40 years ago, you might have had a computer where the CPU controlled the speaker directly. Those times are over, long ago.
You may have a computer with a primitive sound card. Such a sound card will have a buffer for stereo audio samples, that buffer can be filled, the output function will be started, and the sound card starts generating audio from the samples in its buffers, without the CPU having to do anything. All the CPU needs to do is fill the buffers with more audio samples before it runs out. If you have a one megabyte buffer, that's 250,000 stereo samples in CD quality, that's about six seconds. So every few seconds, the CPU has to fill these buffers again.
In reality, your computer will have something much more advanced. In principle the same, but the buffers can be filled directly with sound in mp3 or aac format, for example, and the sound card will decode this data to stereo samples on its own. Most likely it can be programmed to produce all kinds of different effects, from sound volume, improving sound quality, changing pitch or speed independently, generate surround sound and so on.
The CPU doesn't do very much, just filling the sound buffers from time to time. The rest is done by something else. Of course when I say "sound card", these have shrunk from sound cards to chips to a tiny fleck of transistors on a massive chip with lots of different functionalities.

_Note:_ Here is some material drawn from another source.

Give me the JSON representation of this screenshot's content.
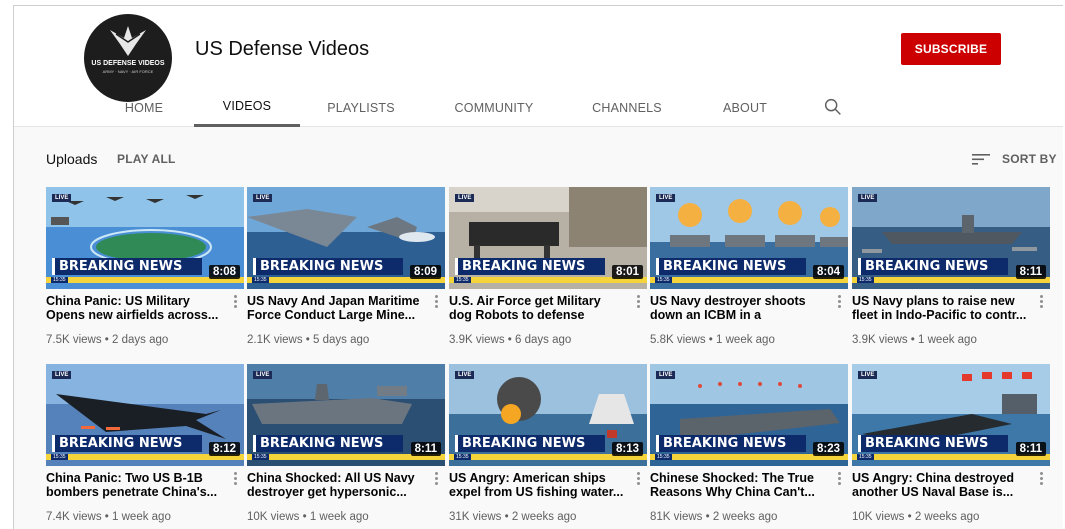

For one maker of such cards, look at https://en.wikipedia.org/wiki/Wolfson_Microelectronics as a starting point.